Additional research and information

Re: Child development and readiness

In his extensive report on Sex Education research and trends, Mitchell observes that “[t]he American Association of Child and Adolescent Psychiatry advises parents of young children that,’[p]arents should respond to the needs and curiosity level of their individual child, offering no more or less information than their child is asking for and is able to understand.’  p. 2-3.

He goes on to note that “…readiness can differ from child to child even in the same family [and that] [u]niversal provincial curriculum has limited flexibility to suit the sensitivity of each child.” p. 3.


Re: Details about the New Brunswick experience

The rationale for comprehensive sex education is ‘provide students with all of the information so they can decide what is best for themselves.’ Proponents tell us this kind of programming leads to fewer teen pregnancies and reduced STI rates. However, New Brunswick implemented this kind of curriculum in the mid 2000’s, and between 2006 and 2010 there was a 40% increase in teen pregnancies in the province.

Re: Omitting important information about brain/body development, and disease

In 2009, Dr. Miriam Grossman published the book ‘You’re teaching my child what?’  A physician exposes the lies of sex education and how they harm your child, which offered a critique of sexual health education from a medical perspective. In this interview with Peter Mitchell, she highlights some of the key concerns about comprehensive sex education.

Neurology – the brain isn’t ready
In her interview, Dr. Grossman says that recent scientific study shows that the brain area responsible for making rational decisions is not fully developed in teens. Instead, teens base decisions on emotions, not information. She states that “[teen brain] circuits aren’t complete; the wiring is unfinished…” and that scientists “…know now that teens’ poor decisions are likely due not to lack of information, but to lack of judgement. And there is only one thing that will bring that: time.” (p. 2).

Gynecology – the body isn’t ready
Dr. Grossman also explains how information about gynecology isn’t being shared with teens, and why it’s important for girls to delay having sex:

“The cervix of teen girls is covered by a layer that is only one cell thick. That area is easily penetrated by the human papillomavirus (HPV), which can cause cervical cancer…¸[w]ith time, the surface is covered by cells that are 30 to 40 layers thick, and is therefore much more difficult to infect…putting all questions of morality aside, if [girls] are sexually active at a young age, they are at risk for infections that could impact their physical and emotional well-being over the course of their lives. (p. 2).

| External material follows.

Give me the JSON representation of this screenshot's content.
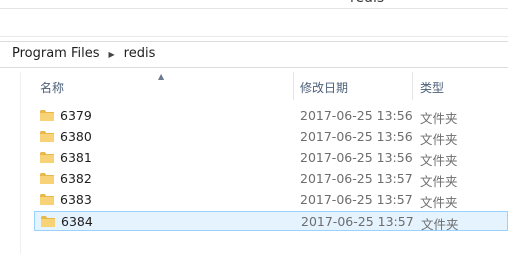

Risks of sexual behaviours aren’t being explained
Within most CSE material, anal, oral and vaginal sexual activity are treated equally and the risks associated with each behaviour are often overlooked. Grossman states, for example, that “[s]tudents are not required to be told that oral sex is associated with HPV and cancers of the throat…[that is] important, life-saving, information [which] is withheld from kids. Students are also not told that the most efficient way to transmit a sexually transmitted infection (STI) is through anal sex. And even though studies have shown that the anal sex greatly increases the risk of becoming HIV positive, the information is withheld because it’s deemed offensive to the homosexual male.

High failure rate of condoms during anal sex
In their report entitled HIV Transmission among Men Who Have Sex with Men due to Condom Failure, Remis et. al. (2014) state that “[d]espite preventive efforts, HIV incidence remains high among men who have sex with men (MSM) in industrialized countries. Condoms are an important element in prevention but, given the high frequency of condom use and their imperfect effectiveness, a substantial number and proportion of HIV transmissions occur despite condoms.”

Re: Teaching ideology instead of science

Grossman reports on how ideology is being taught instead of science, and about the disconnect between what parents feel is appropriate and what is actually taught in CSE:

“When speaking to the media, and in their material for parents, sex educators state that sex education should start at home and that parents should be the primary sex educators of children. But in material directed at kids the message is altogether different. Here’s what SIECUS says in an online booklet for kids called All About Sex. It opens with eight pages on sexual rights: ‘Every human being has
basic rights. Still, adults may say and do things that make young people feel like they don’t have rights. It’s important for you to know your rights so you can stand up for yourself when necessary.’ Then a bit later: ‘You have the right to decide how to express your sexuality at every point in your life. You can choose if and how to express your sexuality.’

Ninety per cent of parents want their kids to delay sexual behaviour, and they expect sex educators to enforce that message. Organizations like SIECUS promise to do so, but they don’t. All About Sex is a good example of what really goes on. The goal is for the young person to realize that, sure, adults may have their opinions, but kids of all ages have the right to their own ideas about sexuality, as well as the right to behave in any way they like. Nowhere in this pamphlet are kids told: we urge you to delay sexual behaviour because that’s the healthiest choice.”

Grossman concludes that organizations like Planned Parenthood and SIEECAN “…teach kids that they are sexual” from cradle to grave, that adolescence is the natural time to explore sexuality and that kids have the right to express their sexuality in whatever manner they choose. This message promotes sexual freedom, not sexual health. This is ideology, not science.”